Schmoozin’ (or not)

skijumpOh, c’mon, it’ll be fun! And it was fun. But. It was a usability association event and my boss wanted to go and all of us on the team are association members but most of us turn into pumpkins not too long after the work day ends, so dragging us out at night is not easy. I shouldn’t really speak for the others on my team but we’re known as the geriatric group so you can just figger. A couple of us replied that we would be up for it as a group, i.e., none of this solo stuff. When you attend something like that alone, you have to schmooze and we all are not particularly crazy about schmoozing. I’m not sure it bothers the boss but he is a rather singular person (don’t ask). But yaknow, we are all computer-type people. We sit in nice clean, quiet cubicles and read and write code and very very specific specifications for how web pages, et al, should will work. I mean, we can blather on about what we’re doing at great length. The problem is, who the heck would want to hear about it? And the *rest* of my life — including my employment history — is just so weird, I never know where the heck to start!

So each one of us, all on our own, managed to arrive “fashionably” late. You know. To minimize the schmoozing time before the presentation. And wouldn’t you know? Of all people, *I*, yer own favo-rite blahgger, ended up schmoozing a bit. With a very talented young woman that I once did a school project with and a couple other people. And I managed to avoid another er, not-so-talented young woman that I managed to avoid doing school projects with.

I will have to figger out some schmoozing strategies. Maybe it’s just that we’re *all* standing around looking awkward. It’s easiest for me to talk to strangers when I am *doing* something. Besides looking awkwardly around and twiddling my thumbs, that is. If I can do something constructive with my camera and/or laptop and/or iPhone or whatever, I have a role and I can either watch silently from my geeky little perch or engage anyone with questions about me without me having to be the center of focus. Er, not that most of the people at tonight’s event don’t have similar types of technology available to them… Or difficulties with schmoozing… Or… Hmm, maybe we need to redesign these events to make them more, well, you know, usable. Organize things so that people interact without having to work at it. How… I’m thinking and I am not thinking about those darn ice-breaker games. Those don’t work for those of us who just want to be *home* in the evening. At least not for me.

Do y’all like to schmooze? Or not? If you do, what are your strategies? If you don’t, well, how do you manage these events? Or are you a natural?

3 Responses to “Schmoozin’ (or not)”

  1. Margaret Says:

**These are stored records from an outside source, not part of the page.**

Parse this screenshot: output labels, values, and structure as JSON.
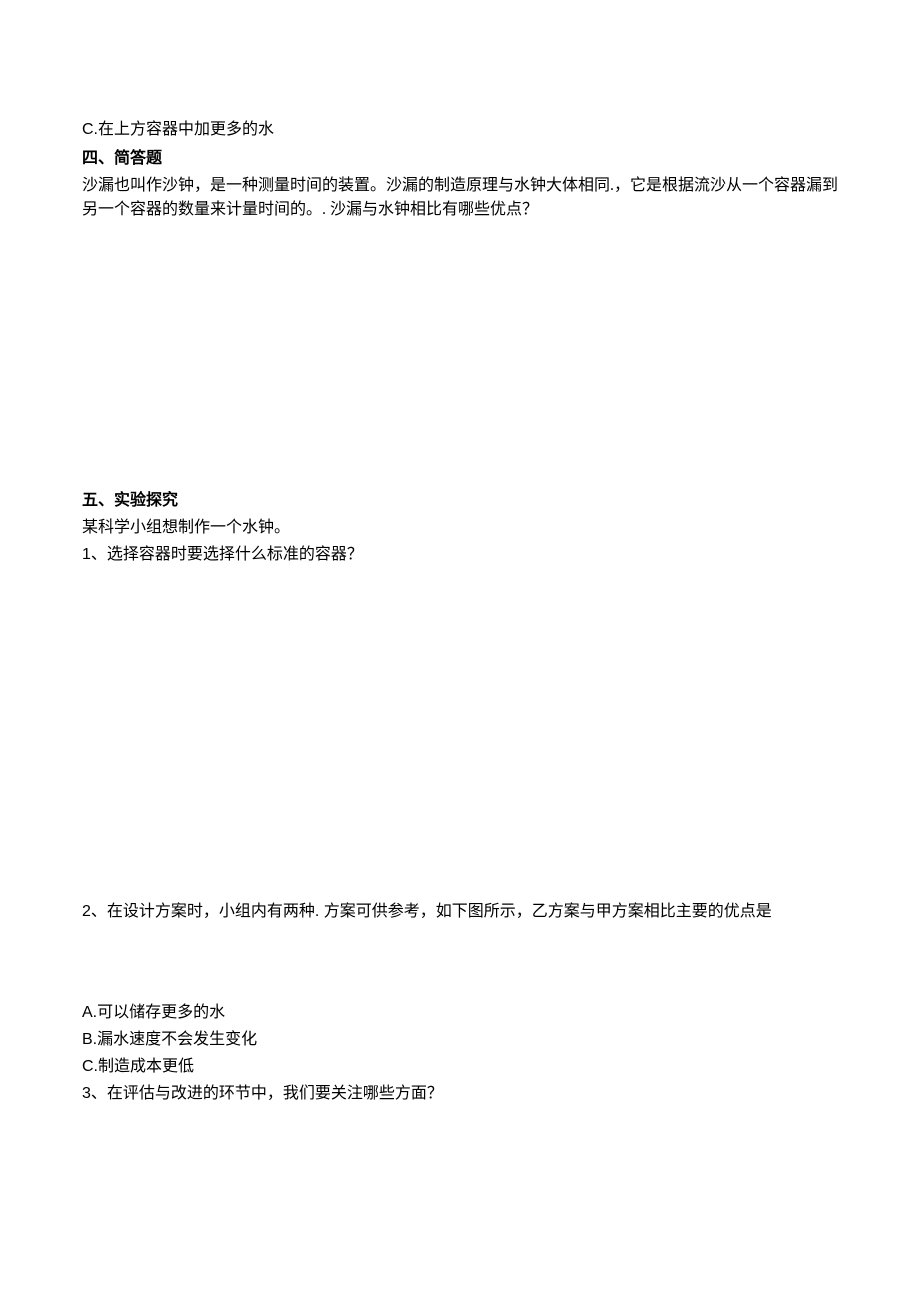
{
  "option_c_top": "C.在上方容器中加更多的水",
  "section4": {
    "heading": "四、简答题",
    "body": "沙漏也叫作沙钟，是一种测量时间的装置。沙漏的制造原理与水钟大体相同.，它是根据流沙从一个容器漏到另一个容器的数量来计量时间的。. 沙漏与水钟相比有哪些优点？"
  },
  "section5": {
    "heading": "五、实验探究",
    "intro": "某科学小组想制作一个水钟。",
    "q1": "1、选择容器时要选择什么标准的容器？",
    "q2": "2、在设计方案时，小组内有两种. 方案可供参考，如下图所示，乙方案与甲方案相比主要的优点是",
    "options": {
      "a": "A.可以储存更多的水",
      "b": "B.漏水速度不会发生变化",
      "c": "C.制造成本更低"
    },
    "q3": "3、在评估与改进的环节中，我们要关注哪些方面？"
  }
}
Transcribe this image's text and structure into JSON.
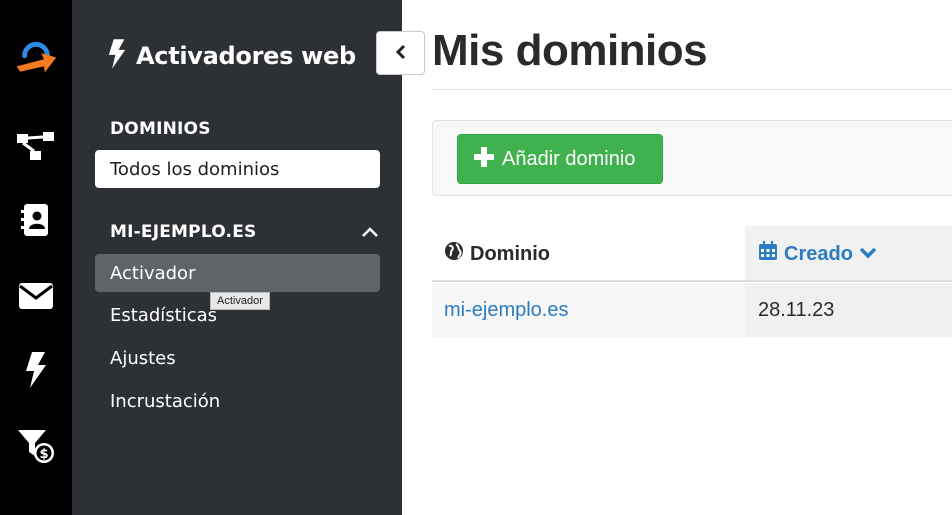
{
  "rail": {
    "items": [
      {
        "icon": "logo-icon"
      },
      {
        "icon": "workflow-icon"
      },
      {
        "icon": "contacts-icon"
      },
      {
        "icon": "email-icon"
      },
      {
        "icon": "lightning-icon"
      },
      {
        "icon": "funnel-dollar-icon"
      }
    ],
    "accent_color": "#f47b20",
    "brand_blue": "#2c8fe5"
  },
  "sidebar": {
    "title": "Activadores web",
    "title_icon": "lightning-icon",
    "collapse_icon": "chevron-left-icon",
    "sections": [
      {
        "heading": "DOMINIOS",
        "items": [
          {
            "label": "Todos los dominios",
            "state": "selected"
          }
        ]
      },
      {
        "heading": "MI-EJEMPLO.ES",
        "expanded": true,
        "toggle_icon": "chevron-up-icon",
        "items": [
          {
            "label": "Activador",
            "state": "active"
          },
          {
            "label": "Estadísticas"
          },
          {
            "label": "Ajustes"
          },
          {
            "label": "Incrustación"
          }
        ]
      }
    ],
    "tooltip": "Activador"
  },
  "main": {
    "title": "Mis dominios",
    "add_button": {
      "icon": "plus-icon",
      "label": "Añadir dominio",
      "color": "#3fb24f"
    },
    "table": {
      "columns": [
        {
          "label": "Dominio",
          "icon": "globe-icon"
        },
        {
          "label": "Creado",
          "icon": "calendar-icon",
          "sort_icon": "chevron-down-icon",
          "sorted": true
        }
      ],
      "rows": [
        {
          "domain": "mi-ejemplo.es",
          "created": "28.11.23"
        }
      ]
    },
    "link_color": "#2b7cc1"
  }
}
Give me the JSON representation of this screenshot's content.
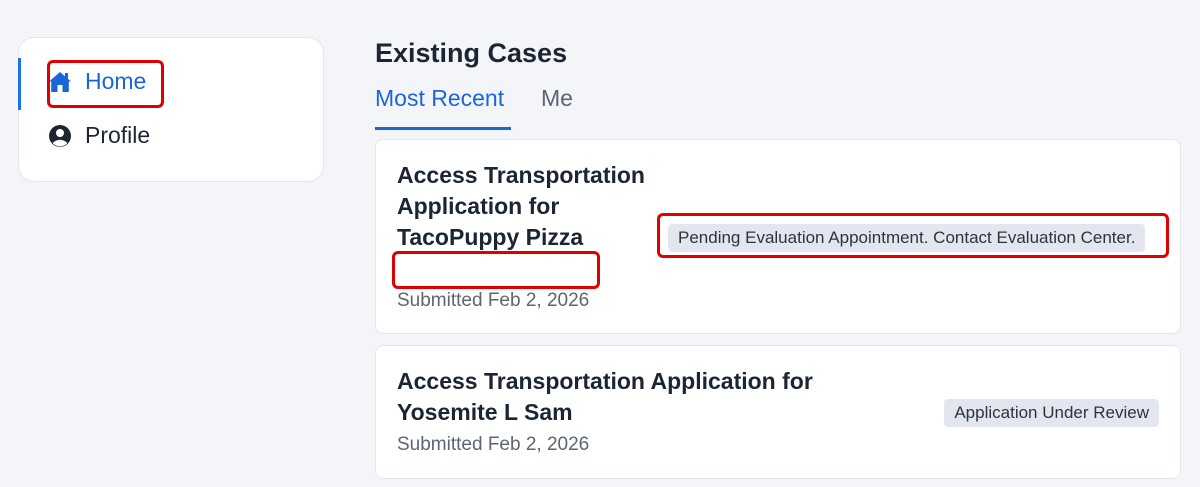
{
  "sidebar": {
    "items": [
      {
        "label": "Home",
        "icon": "home-icon",
        "active": true
      },
      {
        "label": "Profile",
        "icon": "user-circle-icon",
        "active": false
      }
    ]
  },
  "main": {
    "heading": "Existing Cases",
    "tabs": [
      {
        "label": "Most Recent",
        "active": true
      },
      {
        "label": "Me",
        "active": false
      }
    ],
    "cases": [
      {
        "title": "Access Transportation Application for TacoPuppy Pizza",
        "submitted": "Submitted Feb 2, 2026",
        "status": "Pending Evaluation Appointment. Contact Evaluation Center."
      },
      {
        "title": "Access Transportation Application for Yosemite L Sam",
        "submitted": "Submitted Feb 2, 2026",
        "status": "Application Under Review"
      }
    ]
  },
  "colors": {
    "accent": "#1a66d9",
    "highlight": "#e00000",
    "badge_bg": "#e3e6ef",
    "page_bg": "#f4f5f9"
  }
}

    I don’t necessarily like to schmooze; situations with people just standing around awkwardly make me uncomfortable. HOWEVER, everyone tells me that I’m very good at it; 29 years of teaching make me conversational, I guess. I try to get people talking about themselves, whatever they’re interested in. I hunt for common ground and put in my two cents worth when appropriate. I make little quips or sarcastic comments and laugh at myself. It seems to work pretty well, mostly. But it is hard work at times–I feel very anti-social after work after a day of dealing with constant people. I’m OK when I’m on stage in the classroom, but I don’t do many social events in the evenings. (too weary)

  2. Jay Says:

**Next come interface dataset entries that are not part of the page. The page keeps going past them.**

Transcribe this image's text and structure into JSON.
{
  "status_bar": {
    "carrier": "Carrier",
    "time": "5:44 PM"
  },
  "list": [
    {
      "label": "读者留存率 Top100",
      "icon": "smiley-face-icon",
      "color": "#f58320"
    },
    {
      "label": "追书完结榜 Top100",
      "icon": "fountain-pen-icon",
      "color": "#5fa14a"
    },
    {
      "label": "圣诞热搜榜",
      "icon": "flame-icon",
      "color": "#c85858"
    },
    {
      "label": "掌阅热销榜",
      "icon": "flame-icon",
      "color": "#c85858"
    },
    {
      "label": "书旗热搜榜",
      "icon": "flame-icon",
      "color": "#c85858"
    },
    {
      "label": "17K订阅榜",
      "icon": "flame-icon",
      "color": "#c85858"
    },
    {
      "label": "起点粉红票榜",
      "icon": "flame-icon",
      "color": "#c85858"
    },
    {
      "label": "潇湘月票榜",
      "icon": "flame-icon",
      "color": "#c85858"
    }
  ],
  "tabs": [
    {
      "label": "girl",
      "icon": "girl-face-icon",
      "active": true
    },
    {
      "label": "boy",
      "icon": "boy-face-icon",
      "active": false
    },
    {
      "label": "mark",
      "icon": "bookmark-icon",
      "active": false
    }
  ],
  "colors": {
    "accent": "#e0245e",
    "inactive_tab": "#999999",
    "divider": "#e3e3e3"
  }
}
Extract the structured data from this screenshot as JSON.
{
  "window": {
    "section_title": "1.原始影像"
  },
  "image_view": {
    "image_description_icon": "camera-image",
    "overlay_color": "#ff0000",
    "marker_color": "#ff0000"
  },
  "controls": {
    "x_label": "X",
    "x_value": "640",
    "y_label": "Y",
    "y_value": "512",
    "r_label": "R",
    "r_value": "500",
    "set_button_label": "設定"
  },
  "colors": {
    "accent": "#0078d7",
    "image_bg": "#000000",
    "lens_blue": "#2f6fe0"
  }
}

    I am not really good at small talk, and find that I lean on my significant other, who is, or end up talking to one person for a long time (and then feel that they probably want to escape).

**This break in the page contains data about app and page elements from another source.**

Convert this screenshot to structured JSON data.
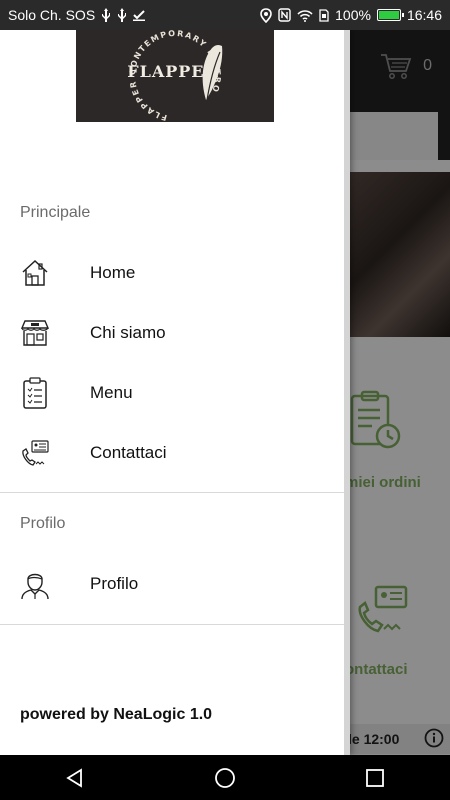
{
  "status_bar": {
    "carrier": "Solo Ch. SOS",
    "battery": "100%",
    "time": "16:46"
  },
  "background_app": {
    "cart_count": "0",
    "orders_label": "miei ordini",
    "contacts_label": "ontattaci",
    "hours_text": "le 12:00"
  },
  "logo": {
    "brand": "FLAPPER",
    "ring_text": "FLAPPER CONTEMPORARY BISTRO"
  },
  "drawer": {
    "section_main": "Principale",
    "main_items": [
      {
        "label": "Home",
        "icon": "home-icon"
      },
      {
        "label": "Chi siamo",
        "icon": "store-icon"
      },
      {
        "label": "Menu",
        "icon": "clipboard-list-icon"
      },
      {
        "label": "Contattaci",
        "icon": "phone-contact-icon"
      }
    ],
    "section_profile": "Profilo",
    "profile_items": [
      {
        "label": "Profilo",
        "icon": "user-icon"
      }
    ],
    "footer": "powered by NeaLogic 1.0"
  },
  "colors": {
    "accent_green": "#7aa55a",
    "drawer_bg": "#ffffff",
    "section_text": "#6b6b6b"
  }
}
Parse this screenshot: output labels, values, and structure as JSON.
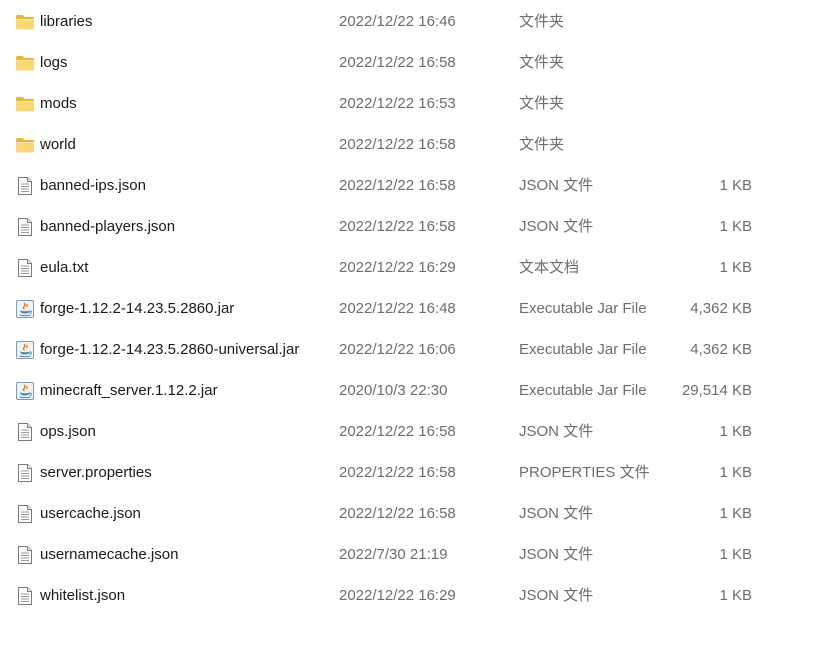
{
  "colors": {
    "folder": "#f8d775",
    "folder_dark": "#e8b73e",
    "text_primary": "#1a1a1a",
    "text_secondary": "#6d6d6d"
  },
  "files": [
    {
      "name": "libraries",
      "date": "2022/12/22 16:46",
      "type": "文件夹",
      "size": "",
      "icon": "folder-icon"
    },
    {
      "name": "logs",
      "date": "2022/12/22 16:58",
      "type": "文件夹",
      "size": "",
      "icon": "folder-icon"
    },
    {
      "name": "mods",
      "date": "2022/12/22 16:53",
      "type": "文件夹",
      "size": "",
      "icon": "folder-icon"
    },
    {
      "name": "world",
      "date": "2022/12/22 16:58",
      "type": "文件夹",
      "size": "",
      "icon": "folder-icon"
    },
    {
      "name": "banned-ips.json",
      "date": "2022/12/22 16:58",
      "type": "JSON 文件",
      "size": "1 KB",
      "icon": "document-icon"
    },
    {
      "name": "banned-players.json",
      "date": "2022/12/22 16:58",
      "type": "JSON 文件",
      "size": "1 KB",
      "icon": "document-icon"
    },
    {
      "name": "eula.txt",
      "date": "2022/12/22 16:29",
      "type": "文本文档",
      "size": "1 KB",
      "icon": "document-icon"
    },
    {
      "name": "forge-1.12.2-14.23.5.2860.jar",
      "date": "2022/12/22 16:48",
      "type": "Executable Jar File",
      "size": "4,362 KB",
      "icon": "java-jar-icon"
    },
    {
      "name": "forge-1.12.2-14.23.5.2860-universal.jar",
      "date": "2022/12/22 16:06",
      "type": "Executable Jar File",
      "size": "4,362 KB",
      "icon": "java-jar-icon"
    },
    {
      "name": "minecraft_server.1.12.2.jar",
      "date": "2020/10/3 22:30",
      "type": "Executable Jar File",
      "size": "29,514 KB",
      "icon": "java-jar-icon"
    },
    {
      "name": "ops.json",
      "date": "2022/12/22 16:58",
      "type": "JSON 文件",
      "size": "1 KB",
      "icon": "document-icon"
    },
    {
      "name": "server.properties",
      "date": "2022/12/22 16:58",
      "type": "PROPERTIES 文件",
      "size": "1 KB",
      "icon": "document-icon"
    },
    {
      "name": "usercache.json",
      "date": "2022/12/22 16:58",
      "type": "JSON 文件",
      "size": "1 KB",
      "icon": "document-icon"
    },
    {
      "name": "usernamecache.json",
      "date": "2022/7/30 21:19",
      "type": "JSON 文件",
      "size": "1 KB",
      "icon": "document-icon"
    },
    {
      "name": "whitelist.json",
      "date": "2022/12/22 16:29",
      "type": "JSON 文件",
      "size": "1 KB",
      "icon": "document-icon"
    }
  ]
}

  3. Dog Mom Says:

    Hm. I find that I can do pretty well at “phone-schmoozing”, but that’s always for limited periods of time and generally consists of inanities. Lately, there’ve been questions about how business has been going (!), which means finding diplomatic ways of stating “we’ve been quoting out the wazoo, but no one’s ordering anything”. Especially with GM with one foot on the proverbial banana peel and the other in the grave – that means that their Weld Tool Center just up the street – our biggest customer – which just laid off approx 1/3 of its workforce may not be our biggest customer for too much longer. Which then adds more strain to the garden-variety phone-schmoozing…

    Like Margaret, I try to find something in what my customer says that i can glom onto and let THEM do the talking. Sometimes, just making the other person feel like The Most Important Person in the Room while s/he is in your presence is enough to get THEM on a roll so all you have to do is play the “supporting role”. I guess that’s how I’ve managed to get a few customers to *ask* for ME (of all people) when they call! And it’s been totally unintentional!!! (Am I complaining? Absolutely NOT! 8) ).